Trostle said North Penn had no way to forecast the problems it would have until fueling up with the ULSD only to see it pour right back out. The ULSD was acting as a cleaning effect in the engine that was destroying the fuel lift pump.
“The thing we’re always concerned about is having school buses stranded out on the highway somewhere,” Trostle added.
He said his office had seen similar issues arise in some diesel particulate filter retrofit projects that would de-rate the engines and the vehicles would “limp home.” But DEP had never seen the problem specific to ULSD. His office contacted the U.S. EPA to notify them of the problem.
“The purposed of these demo programs is to obviously demonstrate the new technology so we can learn from it,” he said. “(The EPA was) right on top of it.”Meanwhile, another potential grantee couldn’t get the paperwork signed on time for a $19,000 made available under a settlement agreement with the EPA and a local power company. So Trostle’s team ran the funds through the DEP’s legal department for approval to disburse to Cleary. The petition was successful.
The additional funds enabled North Penn to switch out the affected fuel pumps and, months before a federal mandate kicked in for petroleum manufacturers to begin producing ultra low sulfur diesel at 80 percent levels of all diesel supplied nationwide by all refiners and importers, the school district suddenly found itself a trend setter. “It was really seamless transition other than the bump at the beginning with the fuel pumps,” Cleary said.

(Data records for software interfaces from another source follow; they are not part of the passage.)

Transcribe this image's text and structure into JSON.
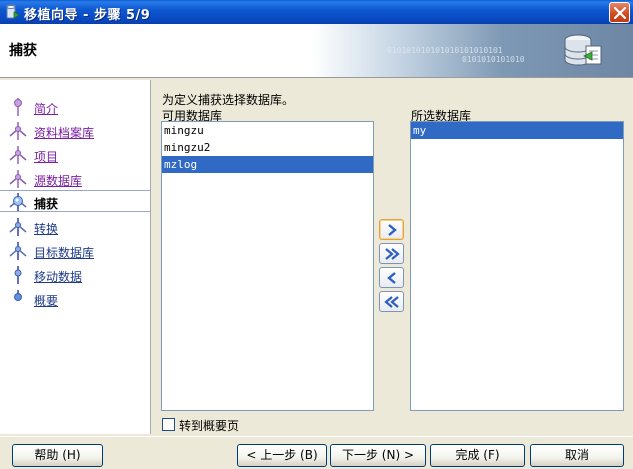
{
  "window": {
    "title": "移植向导 - 步骤 5/9"
  },
  "header": {
    "page_title": "捕获",
    "banner_binary_1": "010101010101010101010101",
    "banner_binary_2": "0101010101010"
  },
  "steps": [
    {
      "label": "简介",
      "state": "visited"
    },
    {
      "label": "资料档案库",
      "state": "visited"
    },
    {
      "label": "项目",
      "state": "visited"
    },
    {
      "label": "源数据库",
      "state": "visited"
    },
    {
      "label": "捕获",
      "state": "current"
    },
    {
      "label": "转换",
      "state": "future"
    },
    {
      "label": "目标数据库",
      "state": "future"
    },
    {
      "label": "移动数据",
      "state": "future"
    },
    {
      "label": "概要",
      "state": "future"
    }
  ],
  "main": {
    "intro": "为定义捕获选择数据库。",
    "available_label": "可用数据库",
    "selected_label": "所选数据库",
    "available": [
      {
        "text": "mingzu",
        "selected": false
      },
      {
        "text": "mingzu2",
        "selected": false
      },
      {
        "text": "mzlog",
        "selected": true
      }
    ],
    "chosen": [
      {
        "text": "my",
        "selected": true
      }
    ],
    "move_buttons": [
      "move-right",
      "move-all-right",
      "move-left",
      "move-all-left"
    ],
    "checkbox_label": "转到概要页",
    "checkbox_checked": false
  },
  "buttons": {
    "help": "帮助 (H)",
    "back": "< 上一步 (B)",
    "next": "下一步 (N) >",
    "finish": "完成 (F)",
    "cancel": "取消"
  },
  "colors": {
    "titlebar": "#0a4fc8",
    "selection": "#316ac5",
    "visited_link": "#7a1fa0",
    "future_link": "#1f3a8a"
  }
}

She advocated more school bus industry assistance via free workshops that assist pupil transporters on the ins and outs of grant writing.
“It’s a great idea because we’re not in that business; we’re transportation professionals,” she said. “If you can just walk people through the process and let them know the resources are out there … I could have never done this with out the help of the people at DEP. They wanted to give the money.”
Added Trostle: “The hardest part for grant writers is to write technically about school buses. Now they are required to also write about air quality. It’s an area that is not reasonable to expect them to do that.”
Reprinted from the July 2006 issue of School Transportation News magazine. All rights reserved.